ASSIGNED TASK: Go through the material below and copy each line where the word "title" appears.

*** Block opens ***

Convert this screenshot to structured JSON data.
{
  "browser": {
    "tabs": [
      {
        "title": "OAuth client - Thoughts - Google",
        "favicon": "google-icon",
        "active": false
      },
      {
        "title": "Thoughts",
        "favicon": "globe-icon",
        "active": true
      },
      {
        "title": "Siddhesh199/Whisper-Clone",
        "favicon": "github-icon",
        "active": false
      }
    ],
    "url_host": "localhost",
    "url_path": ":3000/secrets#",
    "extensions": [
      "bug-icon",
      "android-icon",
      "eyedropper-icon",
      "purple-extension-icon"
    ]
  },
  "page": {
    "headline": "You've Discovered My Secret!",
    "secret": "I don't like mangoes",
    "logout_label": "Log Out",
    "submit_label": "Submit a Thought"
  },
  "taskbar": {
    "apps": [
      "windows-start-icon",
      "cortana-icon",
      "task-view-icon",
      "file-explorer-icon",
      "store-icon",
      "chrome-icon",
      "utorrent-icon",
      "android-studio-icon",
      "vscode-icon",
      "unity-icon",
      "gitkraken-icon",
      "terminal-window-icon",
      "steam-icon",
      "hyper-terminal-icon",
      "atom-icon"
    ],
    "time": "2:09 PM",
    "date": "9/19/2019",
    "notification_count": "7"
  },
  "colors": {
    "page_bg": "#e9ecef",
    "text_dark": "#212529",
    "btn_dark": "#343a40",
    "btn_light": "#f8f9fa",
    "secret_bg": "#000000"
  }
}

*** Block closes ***

COMPLETED TASK:
        "title": "OAuth client - Thoughts - Google",
        "title": "Thoughts",
        "title": "Siddhesh199/Whisper-Clone",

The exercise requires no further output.